**Task to carry out**
Look through the records below and say how many lines include "JSON". Give only that number.

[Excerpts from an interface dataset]
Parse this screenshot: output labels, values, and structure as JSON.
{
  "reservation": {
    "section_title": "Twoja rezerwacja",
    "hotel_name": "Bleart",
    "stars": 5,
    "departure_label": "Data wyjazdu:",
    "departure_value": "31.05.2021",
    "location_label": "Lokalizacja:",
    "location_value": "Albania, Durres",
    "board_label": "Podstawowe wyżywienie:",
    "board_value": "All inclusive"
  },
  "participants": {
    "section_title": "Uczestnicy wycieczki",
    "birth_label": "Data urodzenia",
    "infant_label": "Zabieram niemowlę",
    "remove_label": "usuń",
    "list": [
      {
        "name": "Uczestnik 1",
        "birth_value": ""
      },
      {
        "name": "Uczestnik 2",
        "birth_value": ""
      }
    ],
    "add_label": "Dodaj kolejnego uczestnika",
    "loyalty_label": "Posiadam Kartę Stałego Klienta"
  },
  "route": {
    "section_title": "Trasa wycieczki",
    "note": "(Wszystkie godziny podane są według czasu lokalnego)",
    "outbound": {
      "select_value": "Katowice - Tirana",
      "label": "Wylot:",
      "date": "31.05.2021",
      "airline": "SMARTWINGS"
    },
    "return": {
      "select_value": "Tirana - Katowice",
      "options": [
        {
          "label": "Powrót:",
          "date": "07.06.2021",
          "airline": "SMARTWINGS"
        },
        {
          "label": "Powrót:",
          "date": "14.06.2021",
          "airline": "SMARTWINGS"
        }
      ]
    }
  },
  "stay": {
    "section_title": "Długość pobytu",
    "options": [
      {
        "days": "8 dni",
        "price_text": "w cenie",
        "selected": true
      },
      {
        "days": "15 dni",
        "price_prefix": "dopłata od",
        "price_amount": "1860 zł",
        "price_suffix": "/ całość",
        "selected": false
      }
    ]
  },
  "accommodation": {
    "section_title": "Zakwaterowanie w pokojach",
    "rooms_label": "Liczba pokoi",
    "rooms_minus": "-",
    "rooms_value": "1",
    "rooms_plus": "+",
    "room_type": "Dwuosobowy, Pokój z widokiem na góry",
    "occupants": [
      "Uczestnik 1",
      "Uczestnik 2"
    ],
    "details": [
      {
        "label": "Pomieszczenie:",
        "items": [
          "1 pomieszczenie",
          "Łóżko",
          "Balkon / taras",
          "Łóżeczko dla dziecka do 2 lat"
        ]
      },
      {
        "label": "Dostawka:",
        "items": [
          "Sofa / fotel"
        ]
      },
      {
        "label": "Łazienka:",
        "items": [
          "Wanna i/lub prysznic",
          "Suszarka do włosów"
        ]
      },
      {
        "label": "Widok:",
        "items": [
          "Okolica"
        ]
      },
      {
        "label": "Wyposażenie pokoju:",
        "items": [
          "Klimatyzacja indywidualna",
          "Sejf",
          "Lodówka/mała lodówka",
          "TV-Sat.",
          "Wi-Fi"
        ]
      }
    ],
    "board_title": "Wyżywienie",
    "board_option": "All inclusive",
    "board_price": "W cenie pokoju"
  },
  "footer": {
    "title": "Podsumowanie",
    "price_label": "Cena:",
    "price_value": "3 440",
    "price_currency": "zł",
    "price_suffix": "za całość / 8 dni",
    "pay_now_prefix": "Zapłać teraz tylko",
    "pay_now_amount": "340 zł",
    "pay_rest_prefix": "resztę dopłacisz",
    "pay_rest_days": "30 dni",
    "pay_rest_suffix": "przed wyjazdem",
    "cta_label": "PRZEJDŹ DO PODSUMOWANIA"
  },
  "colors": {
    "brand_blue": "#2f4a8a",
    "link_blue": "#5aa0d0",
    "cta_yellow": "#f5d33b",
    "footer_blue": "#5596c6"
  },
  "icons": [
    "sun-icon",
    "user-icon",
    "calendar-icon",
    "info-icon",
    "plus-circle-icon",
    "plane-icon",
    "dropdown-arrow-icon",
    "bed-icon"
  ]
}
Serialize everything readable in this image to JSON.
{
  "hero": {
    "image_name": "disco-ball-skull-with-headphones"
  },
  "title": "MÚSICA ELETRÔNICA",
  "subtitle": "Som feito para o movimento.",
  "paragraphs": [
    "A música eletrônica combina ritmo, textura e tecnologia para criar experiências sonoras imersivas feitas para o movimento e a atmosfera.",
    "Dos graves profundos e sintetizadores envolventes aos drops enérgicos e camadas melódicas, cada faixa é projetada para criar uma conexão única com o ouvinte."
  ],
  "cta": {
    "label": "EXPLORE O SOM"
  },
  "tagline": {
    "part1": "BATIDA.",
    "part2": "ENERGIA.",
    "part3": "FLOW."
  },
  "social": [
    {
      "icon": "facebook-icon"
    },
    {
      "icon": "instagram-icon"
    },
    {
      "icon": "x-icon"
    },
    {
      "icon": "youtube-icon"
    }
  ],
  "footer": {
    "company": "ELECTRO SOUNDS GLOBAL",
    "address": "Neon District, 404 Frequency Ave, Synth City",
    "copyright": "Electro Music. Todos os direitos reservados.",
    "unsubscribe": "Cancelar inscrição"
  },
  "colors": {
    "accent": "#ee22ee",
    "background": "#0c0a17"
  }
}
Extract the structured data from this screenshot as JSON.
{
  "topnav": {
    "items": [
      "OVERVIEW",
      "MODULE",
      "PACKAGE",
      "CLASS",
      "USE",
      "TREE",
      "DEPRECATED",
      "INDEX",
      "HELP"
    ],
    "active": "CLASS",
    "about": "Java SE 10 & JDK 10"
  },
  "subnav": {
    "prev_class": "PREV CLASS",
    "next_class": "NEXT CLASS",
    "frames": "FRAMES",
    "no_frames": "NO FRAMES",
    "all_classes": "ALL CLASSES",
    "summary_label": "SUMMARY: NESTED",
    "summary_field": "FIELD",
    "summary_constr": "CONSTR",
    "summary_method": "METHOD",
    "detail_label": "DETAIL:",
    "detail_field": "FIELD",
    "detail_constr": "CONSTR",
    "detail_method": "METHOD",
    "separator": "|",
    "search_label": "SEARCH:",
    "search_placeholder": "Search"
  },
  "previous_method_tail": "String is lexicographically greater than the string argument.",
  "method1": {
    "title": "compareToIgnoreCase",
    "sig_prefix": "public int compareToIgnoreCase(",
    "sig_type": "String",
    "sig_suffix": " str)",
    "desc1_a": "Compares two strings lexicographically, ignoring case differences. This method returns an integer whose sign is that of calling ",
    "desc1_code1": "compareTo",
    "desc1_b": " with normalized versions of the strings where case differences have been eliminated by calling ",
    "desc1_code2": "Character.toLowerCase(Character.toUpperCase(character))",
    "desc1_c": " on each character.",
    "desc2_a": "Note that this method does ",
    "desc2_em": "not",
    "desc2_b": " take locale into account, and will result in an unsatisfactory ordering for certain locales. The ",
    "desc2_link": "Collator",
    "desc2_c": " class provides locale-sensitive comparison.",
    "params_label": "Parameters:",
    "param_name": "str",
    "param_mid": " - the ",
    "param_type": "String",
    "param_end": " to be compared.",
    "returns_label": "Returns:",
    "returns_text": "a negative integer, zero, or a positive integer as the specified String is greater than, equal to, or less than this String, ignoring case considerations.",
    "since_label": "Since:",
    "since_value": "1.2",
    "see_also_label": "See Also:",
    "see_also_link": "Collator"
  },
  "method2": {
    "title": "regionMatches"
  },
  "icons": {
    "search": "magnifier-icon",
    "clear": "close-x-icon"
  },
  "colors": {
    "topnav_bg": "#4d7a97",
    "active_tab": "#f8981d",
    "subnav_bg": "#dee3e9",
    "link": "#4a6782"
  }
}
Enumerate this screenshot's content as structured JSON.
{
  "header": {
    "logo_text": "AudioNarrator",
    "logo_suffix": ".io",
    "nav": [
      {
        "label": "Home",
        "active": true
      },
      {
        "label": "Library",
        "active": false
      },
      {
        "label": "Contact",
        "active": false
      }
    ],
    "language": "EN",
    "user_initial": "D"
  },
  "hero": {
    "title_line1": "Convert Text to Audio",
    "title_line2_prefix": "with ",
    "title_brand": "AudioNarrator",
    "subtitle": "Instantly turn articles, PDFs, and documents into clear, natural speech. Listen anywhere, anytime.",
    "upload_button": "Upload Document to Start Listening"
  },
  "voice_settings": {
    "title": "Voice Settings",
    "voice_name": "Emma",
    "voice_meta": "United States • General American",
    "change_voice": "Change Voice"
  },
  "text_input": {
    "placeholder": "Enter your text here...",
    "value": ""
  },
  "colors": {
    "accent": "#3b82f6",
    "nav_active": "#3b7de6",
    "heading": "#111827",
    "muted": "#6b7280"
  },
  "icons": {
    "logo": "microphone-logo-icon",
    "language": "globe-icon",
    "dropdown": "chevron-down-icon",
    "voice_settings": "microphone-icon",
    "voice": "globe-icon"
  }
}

**Reply to the exercise**
4